──────── Input ────────

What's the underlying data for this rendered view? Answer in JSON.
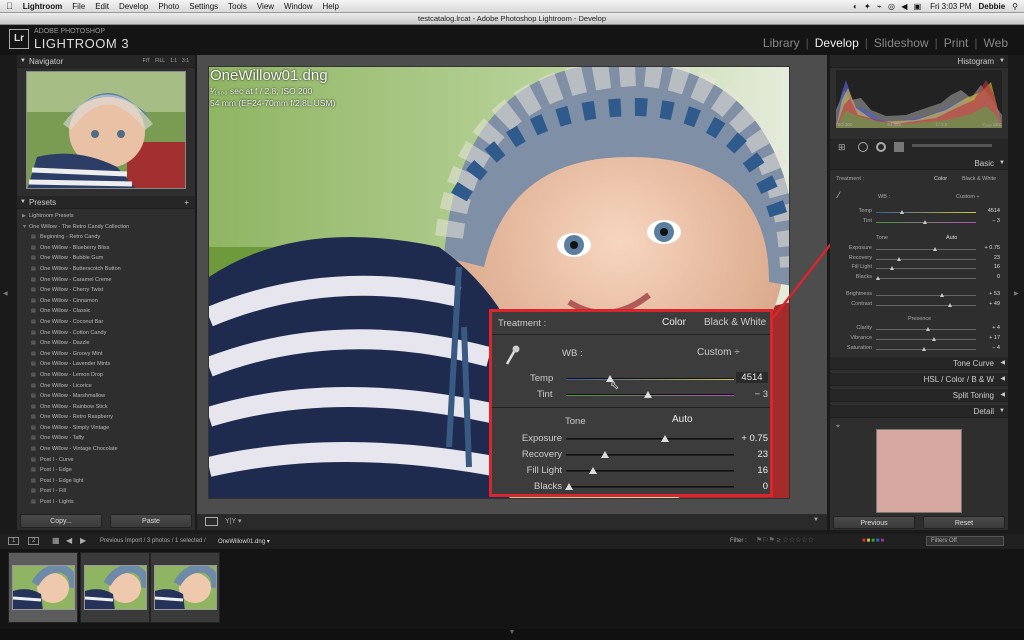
{
  "menubar": {
    "apple": "",
    "items": [
      "Lightroom",
      "File",
      "Edit",
      "Develop",
      "Photo",
      "Settings",
      "Tools",
      "View",
      "Window",
      "Help"
    ],
    "clock": "Fri 3:03 PM",
    "user": "Debbie"
  },
  "window_title": "testcatalog.lrcat - Adobe Photoshop Lightroom - Develop",
  "identity": {
    "logo": "Lr",
    "adobe": "ADOBE PHOTOSHOP",
    "product": "LIGHTROOM 3"
  },
  "modules": [
    "Library",
    "Develop",
    "Slideshow",
    "Print",
    "Web"
  ],
  "navigator": {
    "title": "Navigator",
    "options": [
      "FIT",
      "FILL",
      "1:1",
      "3:1"
    ]
  },
  "presets": {
    "title": "Presets",
    "add": "+",
    "items": [
      {
        "label": "Lightroom Presets",
        "folder": true
      },
      {
        "label": "One Willow - The Retro Candy Collection",
        "folder": true
      },
      {
        "label": "Beginning - Retro Candy",
        "folder": false
      },
      {
        "label": "One Willow - Blueberry Bliss",
        "folder": false
      },
      {
        "label": "One Willow - Bubble Gum",
        "folder": false
      },
      {
        "label": "One Willow - Butterscotch Button",
        "folder": false
      },
      {
        "label": "One Willow - Caramel Creme",
        "folder": false
      },
      {
        "label": "One Willow - Cherry Twist",
        "folder": false
      },
      {
        "label": "One Willow - Cinnamon",
        "folder": false
      },
      {
        "label": "One Willow - Classic",
        "folder": false
      },
      {
        "label": "One Willow - Coconut Bar",
        "folder": false
      },
      {
        "label": "One Willow - Cotton Candy",
        "folder": false
      },
      {
        "label": "One Willow - Dazzle",
        "folder": false
      },
      {
        "label": "One Willow - Groovy Mint",
        "folder": false
      },
      {
        "label": "One Willow - Lavender Mints",
        "folder": false
      },
      {
        "label": "One Willow - Lemon Drop",
        "folder": false
      },
      {
        "label": "One Willow - Licorice",
        "folder": false
      },
      {
        "label": "One Willow - Marshmallow",
        "folder": false
      },
      {
        "label": "One Willow - Rainbow Stick",
        "folder": false
      },
      {
        "label": "One Willow - Retro Raspberry",
        "folder": false
      },
      {
        "label": "One Willow - Simply Vintage",
        "folder": false
      },
      {
        "label": "One Willow - Taffy",
        "folder": false
      },
      {
        "label": "One Willow - Vintage Chocolate",
        "folder": false
      },
      {
        "label": "Post I - Curve",
        "folder": false
      },
      {
        "label": "Post I - Edge",
        "folder": false
      },
      {
        "label": "Post I - Edge light",
        "folder": false
      },
      {
        "label": "Post I - Fill",
        "folder": false
      },
      {
        "label": "Post I - Lights",
        "folder": false
      }
    ]
  },
  "left_buttons": {
    "copy": "Copy...",
    "paste": "Paste"
  },
  "photo_info": {
    "filename": "OneWillow01.dng",
    "exif": "¹⁄₁₆₀₀ sec at f / 2.8, ISO 200",
    "lens": "54 mm (EF24-70mm f/2.8L USM)"
  },
  "zoom_callout": {
    "treatment_label": "Treatment :",
    "color": "Color",
    "bw": "Black & White",
    "wb_label": "WB :",
    "wb_value": "Custom ÷",
    "temp_label": "Temp",
    "temp_value": "4514",
    "temp_pos": 0.26,
    "tint_label": "Tint",
    "tint_value": "− 3",
    "tint_pos": 0.49,
    "tone_label": "Tone",
    "auto": "Auto",
    "sliders": [
      {
        "label": "Exposure",
        "value": "+ 0.75",
        "pos": 0.59
      },
      {
        "label": "Recovery",
        "value": "23",
        "pos": 0.23
      },
      {
        "label": "Fill Light",
        "value": "16",
        "pos": 0.16
      },
      {
        "label": "Blacks",
        "value": "0",
        "pos": 0.02
      }
    ]
  },
  "right_panel": {
    "histogram_title": "Histogram",
    "histo_meta": [
      "ISO 200",
      "54 mm",
      "f / 2.8",
      "¹⁄₁₆₀₀ SEC"
    ],
    "basic_title": "Basic",
    "treatment": "Treatment :",
    "color": "Color",
    "bw": "Black & White",
    "wb_label": "WB :",
    "wb_value": "Custom ÷",
    "wb_sliders": [
      {
        "label": "Temp",
        "value": "4514",
        "pos": 0.26
      },
      {
        "label": "Tint",
        "value": "− 3",
        "pos": 0.49
      }
    ],
    "tone_label": "Tone",
    "auto": "Auto",
    "tone_sliders": [
      {
        "label": "Exposure",
        "value": "+ 0.75",
        "pos": 0.59
      },
      {
        "label": "Recovery",
        "value": "23",
        "pos": 0.23
      },
      {
        "label": "Fill Light",
        "value": "16",
        "pos": 0.16
      },
      {
        "label": "Blacks",
        "value": "0",
        "pos": 0.02
      },
      {
        "label": "Brightness",
        "value": "+ 53",
        "pos": 0.66
      },
      {
        "label": "Contrast",
        "value": "+ 49",
        "pos": 0.74
      }
    ],
    "presence_label": "Presence",
    "presence_sliders": [
      {
        "label": "Clarity",
        "value": "+ 4",
        "pos": 0.52
      },
      {
        "label": "Vibrance",
        "value": "+ 17",
        "pos": 0.58
      },
      {
        "label": "Saturation",
        "value": "− 4",
        "pos": 0.48
      }
    ],
    "sections": [
      "Tone Curve",
      "HSL / Color / B & W",
      "Split Toning",
      "Detail"
    ],
    "buttons": {
      "previous": "Previous",
      "reset": "Reset"
    }
  },
  "filmstrip": {
    "pages": [
      "1",
      "2"
    ],
    "path_prefix": "Previous Import / 3 photos / 1 selected /",
    "path_file": "OneWillow01.dng ▾",
    "filter_label": "Filter :",
    "filters_off": "Filters Off"
  },
  "colors": {
    "callout": "#d8262c",
    "accent": "#eeeeee"
  }
}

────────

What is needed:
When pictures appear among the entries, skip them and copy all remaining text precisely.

Final answer:
What's the underlying data for this rendered view? Answer in JSON.
{
  "menubar": {
    "apple": "",
    "items": [
      "Lightroom",
      "File",
      "Edit",
      "Develop",
      "Photo",
      "Settings",
      "Tools",
      "View",
      "Window",
      "Help"
    ],
    "clock": "Fri 3:03 PM",
    "user": "Debbie"
  },
  "window_title": "testcatalog.lrcat - Adobe Photoshop Lightroom - Develop",
  "identity": {
    "logo": "Lr",
    "adobe": "ADOBE PHOTOSHOP",
    "product": "LIGHTROOM 3"
  },
  "modules": [
    "Library",
    "Develop",
    "Slideshow",
    "Print",
    "Web"
  ],
  "navigator": {
    "title": "Navigator",
    "options": [
      "FIT",
      "FILL",
      "1:1",
      "3:1"
    ]
  },
  "presets": {
    "title": "Presets",
    "add": "+",
    "items": [
      {
        "label": "Lightroom Presets",
        "folder": true
      },
      {
        "label": "One Willow - The Retro Candy Collection",
        "folder": true
      },
      {
        "label": "Beginning - Retro Candy",
        "folder": false
      },
      {
        "label": "One Willow - Blueberry Bliss",
        "folder": false
      },
      {
        "label": "One Willow - Bubble Gum",
        "folder": false
      },
      {
        "label": "One Willow - Butterscotch Button",
        "folder": false
      },
      {
        "label": "One Willow - Caramel Creme",
        "folder": false
      },
      {
        "label": "One Willow - Cherry Twist",
        "folder": false
      },
      {
        "label": "One Willow - Cinnamon",
        "folder": false
      },
      {
        "label": "One Willow - Classic",
        "folder": false
      },
      {
        "label": "One Willow - Coconut Bar",
        "folder": false
      },
      {
        "label": "One Willow - Cotton Candy",
        "folder": false
      },
      {
        "label": "One Willow - Dazzle",
        "folder": false
      },
      {
        "label": "One Willow - Groovy Mint",
        "folder": false
      },
      {
        "label": "One Willow - Lavender Mints",
        "folder": false
      },
      {
        "label": "One Willow - Lemon Drop",
        "folder": false
      },
      {
        "label": "One Willow - Licorice",
        "folder": false
      },
      {
        "label": "One Willow - Marshmallow",
        "folder": false
      },
      {
        "label": "One Willow - Rainbow Stick",
        "folder": false
      },
      {
        "label": "One Willow - Retro Raspberry",
        "folder": false
      },
      {
        "label": "One Willow - Simply Vintage",
        "folder": false
      },
      {
        "label": "One Willow - Taffy",
        "folder": false
      },
      {
        "label": "One Willow - Vintage Chocolate",
        "folder": false
      },
      {
        "label": "Post I - Curve",
        "folder": false
      },
      {
        "label": "Post I - Edge",
        "folder": false
      },
      {
        "label": "Post I - Edge light",
        "folder": false
      },
      {
        "label": "Post I - Fill",
        "folder": false
      },
      {
        "label": "Post I - Lights",
        "folder": false
      }
    ]
  },
  "left_buttons": {
    "copy": "Copy...",
    "paste": "Paste"
  },
  "photo_info": {
    "filename": "OneWillow01.dng",
    "exif": "¹⁄₁₆₀₀ sec at f / 2.8, ISO 200",
    "lens": "54 mm (EF24-70mm f/2.8L USM)"
  },
  "zoom_callout": {
    "treatment_label": "Treatment :",
    "color": "Color",
    "bw": "Black & White",
    "wb_label": "WB :",
    "wb_value": "Custom ÷",
    "temp_label": "Temp",
    "temp_value": "4514",
    "temp_pos": 0.26,
    "tint_label": "Tint",
    "tint_value": "− 3",
    "tint_pos": 0.49,
    "tone_label": "Tone",
    "auto": "Auto",
    "sliders": [
      {
        "label": "Exposure",
        "value": "+ 0.75",
        "pos": 0.59
      },
      {
        "label": "Recovery",
        "value": "23",
        "pos": 0.23
      },
      {
        "label": "Fill Light",
        "value": "16",
        "pos": 0.16
      },
      {
        "label": "Blacks",
        "value": "0",
        "pos": 0.02
      }
    ]
  },
  "right_panel": {
    "histogram_title": "Histogram",
    "histo_meta": [
      "ISO 200",
      "54 mm",
      "f / 2.8",
      "¹⁄₁₆₀₀ SEC"
    ],
    "basic_title": "Basic",
    "treatment": "Treatment :",
    "color": "Color",
    "bw": "Black & White",
    "wb_label": "WB :",
    "wb_value": "Custom ÷",
    "wb_sliders": [
      {
        "label": "Temp",
        "value": "4514",
        "pos": 0.26
      },
      {
        "label": "Tint",
        "value": "− 3",
        "pos": 0.49
      }
    ],
    "tone_label": "Tone",
    "auto": "Auto",
    "tone_sliders": [
      {
        "label": "Exposure",
        "value": "+ 0.75",
        "pos": 0.59
      },
      {
        "label": "Recovery",
        "value": "23",
        "pos": 0.23
      },
      {
        "label": "Fill Light",
        "value": "16",
        "pos": 0.16
      },
      {
        "label": "Blacks",
        "value": "0",
        "pos": 0.02
      },
      {
        "label": "Brightness",
        "value": "+ 53",
        "pos": 0.66
      },
      {
        "label": "Contrast",
        "value": "+ 49",
        "pos": 0.74
      }
    ],
    "presence_label": "Presence",
    "presence_sliders": [
      {
        "label": "Clarity",
        "value": "+ 4",
        "pos": 0.52
      },
      {
        "label": "Vibrance",
        "value": "+ 17",
        "pos": 0.58
      },
      {
        "label": "Saturation",
        "value": "− 4",
        "pos": 0.48
      }
    ],
    "sections": [
      "Tone Curve",
      "HSL / Color / B & W",
      "Split Toning",
      "Detail"
    ],
    "buttons": {
      "previous": "Previous",
      "reset": "Reset"
    }
  },
  "filmstrip": {
    "pages": [
      "1",
      "2"
    ],
    "path_prefix": "Previous Import / 3 photos / 1 selected /",
    "path_file": "OneWillow01.dng ▾",
    "filter_label": "Filter :",
    "filters_off": "Filters Off"
  },
  "colors": {
    "callout": "#d8262c",
    "accent": "#eeeeee"
  }
}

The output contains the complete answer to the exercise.